▸ Required action
Here the whole listing must be retyped exactly, with no line omitted.

▸ Supplied data
+++
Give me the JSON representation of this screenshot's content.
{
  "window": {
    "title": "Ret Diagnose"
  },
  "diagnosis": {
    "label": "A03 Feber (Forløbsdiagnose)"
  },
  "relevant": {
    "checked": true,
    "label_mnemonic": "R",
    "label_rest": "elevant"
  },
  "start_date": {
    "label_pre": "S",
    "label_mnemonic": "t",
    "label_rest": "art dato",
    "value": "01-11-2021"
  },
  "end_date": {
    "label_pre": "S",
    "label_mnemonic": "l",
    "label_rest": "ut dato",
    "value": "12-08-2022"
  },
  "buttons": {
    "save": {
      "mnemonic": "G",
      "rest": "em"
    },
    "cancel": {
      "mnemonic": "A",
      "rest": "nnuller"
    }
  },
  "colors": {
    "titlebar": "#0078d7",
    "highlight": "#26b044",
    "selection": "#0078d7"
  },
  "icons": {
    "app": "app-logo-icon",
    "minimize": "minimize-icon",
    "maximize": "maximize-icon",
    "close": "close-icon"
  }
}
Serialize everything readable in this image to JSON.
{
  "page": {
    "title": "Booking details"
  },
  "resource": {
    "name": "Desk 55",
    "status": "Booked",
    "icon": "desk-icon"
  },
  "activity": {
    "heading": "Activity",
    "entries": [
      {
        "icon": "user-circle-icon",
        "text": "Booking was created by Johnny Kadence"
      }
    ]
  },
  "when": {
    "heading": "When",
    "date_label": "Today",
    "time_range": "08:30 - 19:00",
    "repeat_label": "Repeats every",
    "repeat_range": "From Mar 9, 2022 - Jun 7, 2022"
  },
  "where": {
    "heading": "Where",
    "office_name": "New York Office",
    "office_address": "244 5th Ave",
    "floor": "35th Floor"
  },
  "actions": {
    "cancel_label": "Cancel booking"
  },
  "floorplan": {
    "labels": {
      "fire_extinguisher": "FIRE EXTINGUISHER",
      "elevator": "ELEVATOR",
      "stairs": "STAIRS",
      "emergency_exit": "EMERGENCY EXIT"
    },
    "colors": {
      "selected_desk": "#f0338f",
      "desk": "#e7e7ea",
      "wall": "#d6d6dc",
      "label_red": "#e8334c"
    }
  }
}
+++
▸ Exercise output
Give me the JSON representation of this screenshot's content.
{
  "window": {
    "title": "Ret Diagnose"
  },
  "diagnosis": {
    "label": "A03 Feber (Forløbsdiagnose)"
  },
  "relevant": {
    "checked": true,
    "label_mnemonic": "R",
    "label_rest": "elevant"
  },
  "start_date": {
    "label_pre": "S",
    "label_mnemonic": "t",
    "label_rest": "art dato",
    "value": "01-11-2021"
  },
  "end_date": {
    "label_pre": "S",
    "label_mnemonic": "l",
    "label_rest": "ut dato",
    "value": "12-08-2022"
  },
  "buttons": {
    "save": {
      "mnemonic": "G",
      "rest": "em"
    },
    "cancel": {
      "mnemonic": "A",
      "rest": "nnuller"
    }
  },
  "colors": {
    "titlebar": "#0078d7",
    "highlight": "#26b044",
    "selection": "#0078d7"
  },
  "icons": {
    "app": "app-logo-icon",
    "minimize": "minimize-icon",
    "maximize": "maximize-icon",
    "close": "close-icon"
  }
}
Serialize everything readable in this image to JSON.
{
  "page": {
    "title": "Booking details"
  },
  "resource": {
    "name": "Desk 55",
    "status": "Booked",
    "icon": "desk-icon"
  },
  "activity": {
    "heading": "Activity",
    "entries": [
      {
        "icon": "user-circle-icon",
        "text": "Booking was created by Johnny Kadence"
      }
    ]
  },
  "when": {
    "heading": "When",
    "date_label": "Today",
    "time_range": "08:30 - 19:00",
    "repeat_label": "Repeats every",
    "repeat_range": "From Mar 9, 2022 - Jun 7, 2022"
  },
  "where": {
    "heading": "Where",
    "office_name": "New York Office",
    "office_address": "244 5th Ave",
    "floor": "35th Floor"
  },
  "actions": {
    "cancel_label": "Cancel booking"
  },
  "floorplan": {
    "labels": {
      "fire_extinguisher": "FIRE EXTINGUISHER",
      "elevator": "ELEVATOR",
      "stairs": "STAIRS",
      "emergency_exit": "EMERGENCY EXIT"
    },
    "colors": {
      "selected_desk": "#f0338f",
      "desk": "#e7e7ea",
      "wall": "#d6d6dc",
      "label_red": "#e8334c"
    }
  }
}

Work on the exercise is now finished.